One thing the investor would do well never to forget, viz., that there is always plenty of good securities in the market. No one with money need ever fear that others will get all the solid investments, and, in the apprehension that there will not be enough of that sort to go round, put up with an inferior article. Don’t let him choose what is not altogether satisfactory, under the impression that nothing else as good or better will offer. If he does so, sooner or later he will regret it. Something good always comes to him who waits with money in his hand.
Don’t put all your eggs in one basket…or one country. Diversify.
Another thing of a precautionary nature it is well enough for the investor to do, and that is to scatter his purchases. The old adage about putting all the eggs in one basket applies with peculiar force to investments. The tendency…is to make up their minds in favor of a single line of securities and put everything there. Of course, a failure in that quarter is particularly disastrous… It is well enough to scatter in kind as well as in locality.
Investors are great at projecting recent experience into the future and fail to account for future changes in competition, innovation, regulation, bureaucracy, or simply poor management decisions — the bane of highly successful profitable businesses.
Investors are altogether too prone to accept present realizations as evidences of future profits. It may be taken as a rule that, in this age of plentiful money, no legitimate business that is open to public competition will long pay exceptionally well. The greater its earnings at first, the stronger will be the competition in the end.
In handling shares the highest art is in selling rather than in buying. That is something that the most of investors do not understand. They hold on too long. When they have a good thing, they infer that it will always remain so, and accordingly retain it until its value has departed or greatly deteriorated. Stocks require constant watching.

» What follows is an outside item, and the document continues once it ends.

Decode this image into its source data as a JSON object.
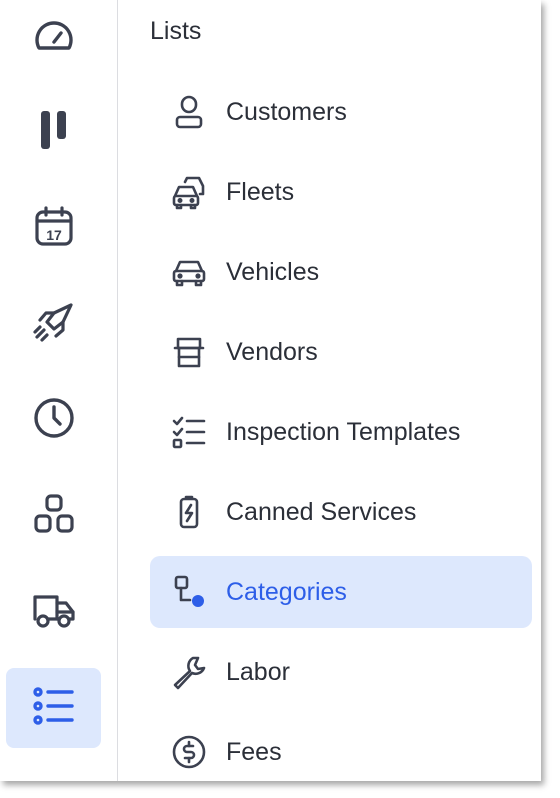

Investing is simple, but never easy.
To buy at a low figure and sell at a higher, or to sell at a high figure and afterward buy at a lower, seems such a simple operation! It almost looks as if you could go into Wall Street and pick up money from the sidewalks. Those who have made the attempt, however, have found the practice very different from the theory. When the cleverest operators, the trained habitues of the street, so often make shipwreck, what hope is there for the inexperienced? A loss, however, is usually incurred before the real difficulties of the situation are realized, and then…out of sheer desperation or from the fascination that attends the game, the determination to try another chance, and in that way good money is thrown after bad until ruin is reached… They lose because they want to make money, are not particular how they make it, and flatter themselves that they are sharp enough to win where others have failed. They are their own victims.
The Art of Investing by J.F. Hume
100 Year Old Investment Advice
John Maynard Keynes on Human Nature and Markets
Lessons from an Old Book on Market Psychology